“[A] rich, illuminating, and imposing history of [a] paradigm-shifting conflict . . . . An expert storyteller, Mazower unravels a Gordian knot of local, regional, and international factionalisms.” —Claire Messud, Harper's
“[A]n engaging combination of fast-flowing narrative and insightful analysis.” —Financial Times
“Elegant and rigorous . . . [The Greek Revolution] holds lessons for modern geopolitics: about the galvanising effects of violence, the role of foreign intervention and the design flaws in dreams.” —The Economist
“Mazower tells the story as it always needed to be told. . . . The Greek Revolution offers the best and fullest explanation, to date, for a series of events whose effects would change the entire geopolitics of Europe. Written with compassion and understanding for the human cost of that achievement, it deserves to remain the standard treatment of the subject in English for many decades to come.” —The Times Literary Supplement
“Mazower contextualizes a major transformation in 19th-century Eastern Europe for readers of European history and provides a solid background of modern Greece for students of ancient history.” —Library Journal
“Broad in scope and colorful in detail, this is a masterful portrait of a historic watershed. . . . [A] sweeping history of Greece’s 1821 war of independence against the Ottoman Empire. [Mazower] recounts the revolution’s inception among Greek emigrés with an idealistic dream of Hellenic nationalism and its actuality as a murky, eight-year struggle fought mainly by peasants and warlords who were motivated less by patriotism than by religious hatred of Muslims, factional vendettas, and mercenary self-interest . . . [A] lucid, elegantly written, and often gripping account.” —Publishers Weekly (starred review)

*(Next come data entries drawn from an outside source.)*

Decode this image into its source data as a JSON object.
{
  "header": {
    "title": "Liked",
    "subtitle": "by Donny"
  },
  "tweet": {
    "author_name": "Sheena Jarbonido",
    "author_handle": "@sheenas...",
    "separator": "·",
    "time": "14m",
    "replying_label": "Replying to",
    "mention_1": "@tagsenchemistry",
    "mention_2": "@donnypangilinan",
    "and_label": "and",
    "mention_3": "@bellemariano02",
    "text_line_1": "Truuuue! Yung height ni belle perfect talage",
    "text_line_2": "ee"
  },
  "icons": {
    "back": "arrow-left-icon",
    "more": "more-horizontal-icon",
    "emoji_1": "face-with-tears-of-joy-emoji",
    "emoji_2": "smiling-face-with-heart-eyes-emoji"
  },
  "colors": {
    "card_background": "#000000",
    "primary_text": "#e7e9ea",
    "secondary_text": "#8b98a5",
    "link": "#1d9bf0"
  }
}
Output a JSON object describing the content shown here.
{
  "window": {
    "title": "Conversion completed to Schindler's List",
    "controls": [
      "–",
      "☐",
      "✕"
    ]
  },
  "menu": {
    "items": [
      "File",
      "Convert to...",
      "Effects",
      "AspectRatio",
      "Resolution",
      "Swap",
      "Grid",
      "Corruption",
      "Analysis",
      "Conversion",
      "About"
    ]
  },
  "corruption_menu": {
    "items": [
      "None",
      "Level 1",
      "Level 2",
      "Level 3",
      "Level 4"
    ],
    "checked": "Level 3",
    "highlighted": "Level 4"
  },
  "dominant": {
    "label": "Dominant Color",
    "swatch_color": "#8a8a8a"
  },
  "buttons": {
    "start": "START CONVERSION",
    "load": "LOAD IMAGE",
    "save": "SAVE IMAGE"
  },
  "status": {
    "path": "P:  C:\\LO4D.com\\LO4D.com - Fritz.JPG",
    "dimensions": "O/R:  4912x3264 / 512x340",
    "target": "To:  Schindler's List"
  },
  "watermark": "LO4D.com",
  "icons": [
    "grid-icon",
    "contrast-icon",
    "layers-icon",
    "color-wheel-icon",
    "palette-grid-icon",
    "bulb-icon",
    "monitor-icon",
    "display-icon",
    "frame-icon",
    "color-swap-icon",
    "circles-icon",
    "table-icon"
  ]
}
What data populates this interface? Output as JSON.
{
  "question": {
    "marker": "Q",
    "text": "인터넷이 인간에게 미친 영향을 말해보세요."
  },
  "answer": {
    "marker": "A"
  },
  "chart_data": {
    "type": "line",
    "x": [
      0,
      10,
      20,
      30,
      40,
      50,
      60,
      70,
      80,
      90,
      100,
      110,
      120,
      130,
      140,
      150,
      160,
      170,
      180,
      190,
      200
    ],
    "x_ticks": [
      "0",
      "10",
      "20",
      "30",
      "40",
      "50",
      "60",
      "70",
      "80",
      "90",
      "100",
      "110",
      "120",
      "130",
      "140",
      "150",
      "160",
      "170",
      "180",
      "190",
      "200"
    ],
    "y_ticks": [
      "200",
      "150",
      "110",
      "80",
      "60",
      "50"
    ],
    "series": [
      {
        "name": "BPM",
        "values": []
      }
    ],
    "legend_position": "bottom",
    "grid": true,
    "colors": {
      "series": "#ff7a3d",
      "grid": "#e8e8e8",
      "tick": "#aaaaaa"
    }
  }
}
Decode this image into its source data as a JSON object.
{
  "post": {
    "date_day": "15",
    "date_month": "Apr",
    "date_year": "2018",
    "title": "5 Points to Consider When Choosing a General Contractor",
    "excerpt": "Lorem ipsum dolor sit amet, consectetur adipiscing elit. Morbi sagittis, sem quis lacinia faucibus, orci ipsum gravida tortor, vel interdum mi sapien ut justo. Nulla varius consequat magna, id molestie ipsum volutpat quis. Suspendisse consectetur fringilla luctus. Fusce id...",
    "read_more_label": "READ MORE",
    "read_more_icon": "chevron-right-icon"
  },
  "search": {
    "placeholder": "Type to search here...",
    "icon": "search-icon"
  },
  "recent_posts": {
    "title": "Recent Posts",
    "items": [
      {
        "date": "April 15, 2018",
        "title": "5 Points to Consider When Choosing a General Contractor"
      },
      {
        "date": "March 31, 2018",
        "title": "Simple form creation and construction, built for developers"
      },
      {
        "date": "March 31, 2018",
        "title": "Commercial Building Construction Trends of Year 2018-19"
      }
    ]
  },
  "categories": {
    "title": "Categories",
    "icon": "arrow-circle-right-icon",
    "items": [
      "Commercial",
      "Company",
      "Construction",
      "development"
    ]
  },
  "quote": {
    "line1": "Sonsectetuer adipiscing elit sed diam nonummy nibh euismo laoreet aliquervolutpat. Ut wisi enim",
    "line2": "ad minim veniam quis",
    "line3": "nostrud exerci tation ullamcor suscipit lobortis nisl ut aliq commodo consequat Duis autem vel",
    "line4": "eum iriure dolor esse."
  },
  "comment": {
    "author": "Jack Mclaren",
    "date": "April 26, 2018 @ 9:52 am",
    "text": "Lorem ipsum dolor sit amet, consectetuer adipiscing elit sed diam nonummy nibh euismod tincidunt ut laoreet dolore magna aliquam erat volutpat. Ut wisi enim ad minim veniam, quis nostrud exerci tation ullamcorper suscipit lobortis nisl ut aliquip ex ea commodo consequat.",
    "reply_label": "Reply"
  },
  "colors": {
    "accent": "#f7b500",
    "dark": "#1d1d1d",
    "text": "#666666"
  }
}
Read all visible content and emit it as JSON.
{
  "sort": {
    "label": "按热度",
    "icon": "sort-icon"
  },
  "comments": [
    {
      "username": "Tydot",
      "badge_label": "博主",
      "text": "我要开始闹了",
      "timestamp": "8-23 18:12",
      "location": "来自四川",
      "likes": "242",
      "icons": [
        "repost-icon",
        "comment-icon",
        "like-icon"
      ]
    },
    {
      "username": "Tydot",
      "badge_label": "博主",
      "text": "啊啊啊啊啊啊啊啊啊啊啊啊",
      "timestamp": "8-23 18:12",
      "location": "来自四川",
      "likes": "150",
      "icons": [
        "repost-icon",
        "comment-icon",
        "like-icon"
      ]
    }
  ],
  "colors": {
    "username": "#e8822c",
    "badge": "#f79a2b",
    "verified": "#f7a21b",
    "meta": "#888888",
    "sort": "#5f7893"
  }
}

“On the bicentennial of the Greek revolution, a prominent scholar tracks the historical detail and enormous international significance of the improbable, largely grassroots uprising against the Ottoman Empire. Mazower, a Columbia professor and winner of the Wolfson Prize for History who has written extensively about Greece and the Balkans, ably ties together the many disparate threads of this complex history of Greek independence. . . . An elucidating history that is relevant to understanding the geopolitics of Greece today . . . [The Greek Revolution] will prove indispensable to scholars.” —Kirkus
“Mazower has constructed out of all this [new research] an epic narrative, both scholarly, breathlessly page-turning and packed with hauntingly romantic characters. Few historians dig so deep or with such sympathy into what history felt like to those living through it.” —The Tablet